In 2014, Schimpf ran unsuccessfully for attorney general, losing to incumbent Democrat Lisa Madigan. Two years later, he ran successfully for the state Senate, defeating former Lt. Gov. Sheila Simon.
On his campaign website, Schimpf primarily touts his promise to fight political corruption in state government, criticizing Pritzker for not standing up to former House Speaker Michael Madigan, who was indicted earlier this year on corruption charges.
Receiving the endorsement of the Chicago Tribune, Schimpf has talked about empowering local school boards and making homeschooling and private schooling more accessible as part of his “Parents Bill of Rights” platform.
His running mate is McHenry County Board member Carolyn Schofield.
Gary Rabine is the founder and owner of the Rabine Group, a network of companies that specialize in paving, roofing and other kinds of exterior work.
His pitch has been that his business experience makes him the candidate to “turn around” Illinois, and, along with Sullivan, he has pushed for creating an option in state law to allow Chicagoans and Cook County residents to recall State’s Attorney Kim Foxx.
Rabine has touted unspecified pension reform as a remedy for high property taxes, which are levied by local governments and not the state, noting he’d like to “crush” them to the national average.
His running mate is Palatine Township Highway Commissioner Aaron Del Mar.
Max Solomon is a Hazel Crest attorney and immigrant from Nigeria who has taken some of the most conservative stances in the GOP field, such as saying he would call in the National Guard to Chicago “yesterday,” that he believes “life begins before we were formed,” and he does not believe Joe Biden was rightfully elected president in 2020.
He hasn’t reported much fundraising, with his last two disclosures including loans from American Express and Capitol One amounting to $7,500.
His running mate is Latasha Fields, a Chicago resident who is active in a number of home schooling and parental rights organizations.

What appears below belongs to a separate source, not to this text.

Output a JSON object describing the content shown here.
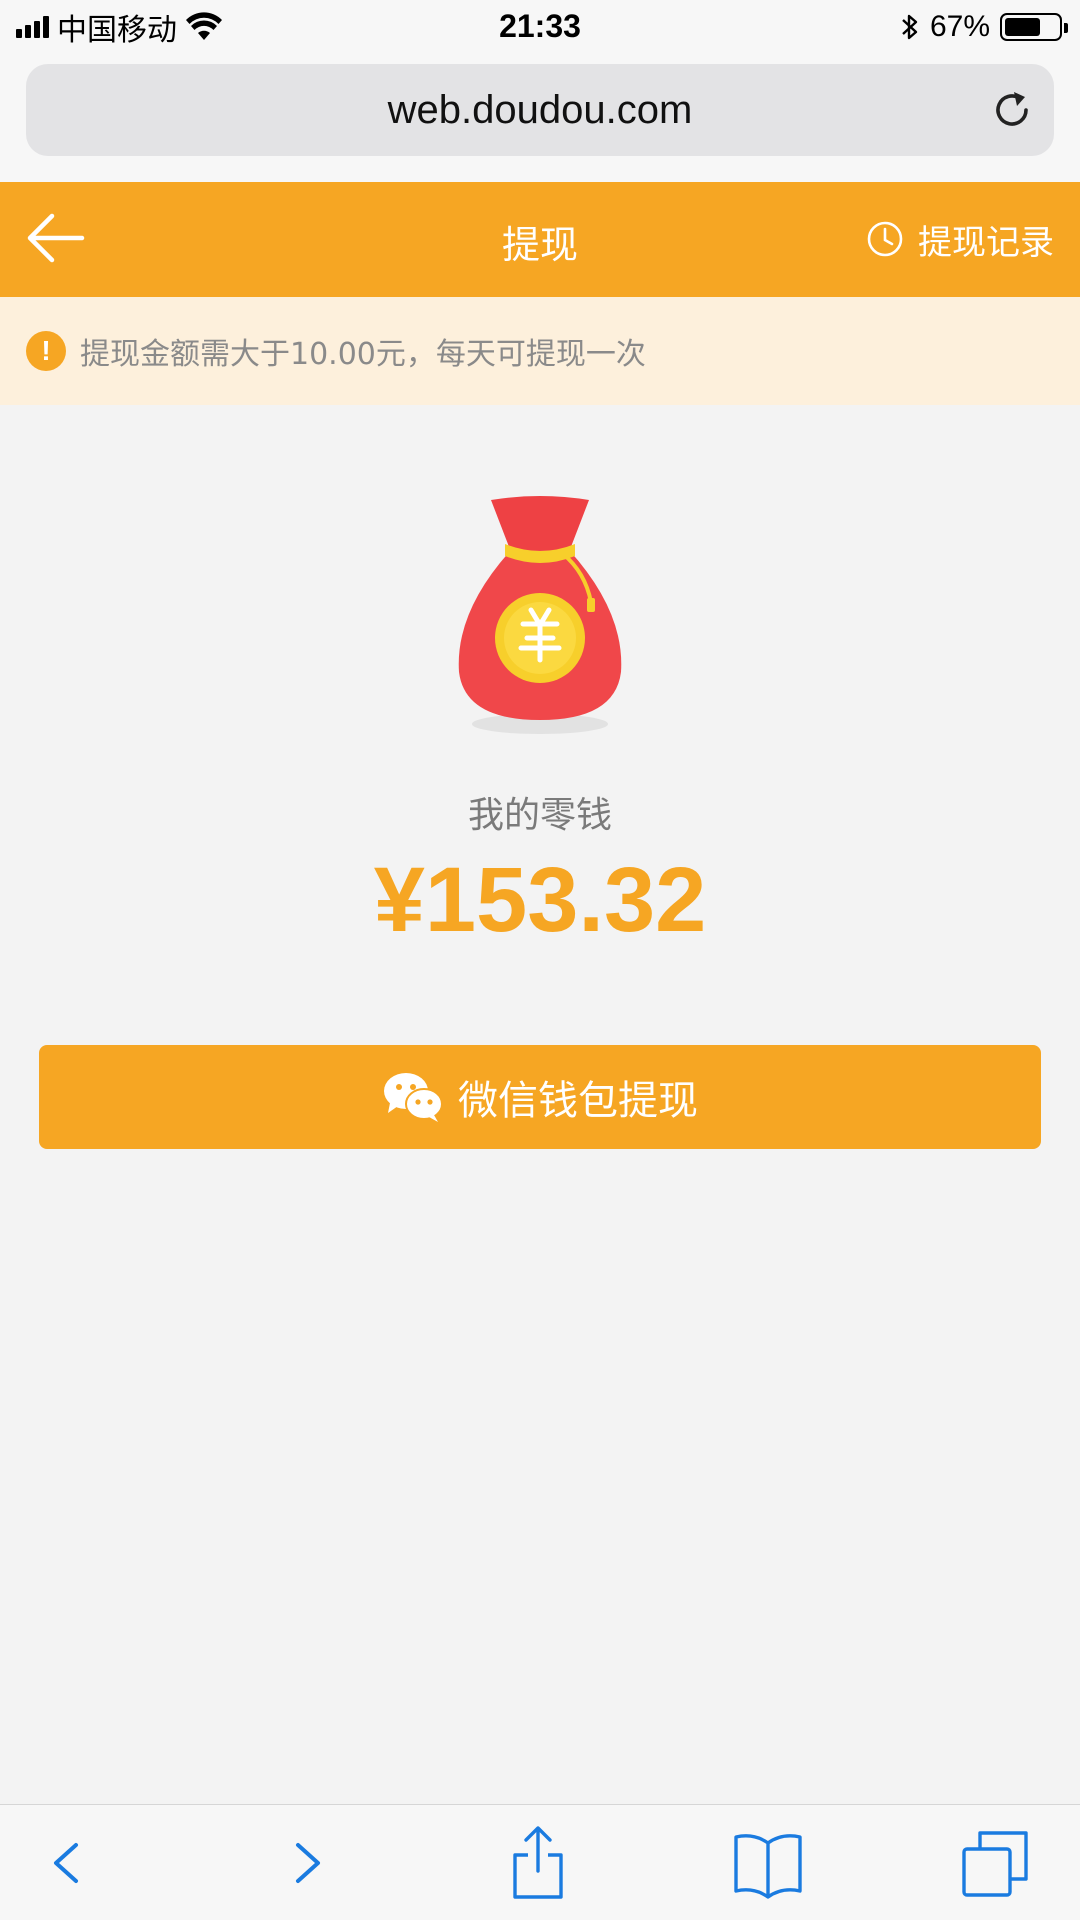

Capitol News Illinois is a nonprofit, nonpartisan news service covering state government that is distributed to more than 400 newspapers statewide. It is funded primarily by the Illinois Press Foundation and the Robert R. McCormick Foundation.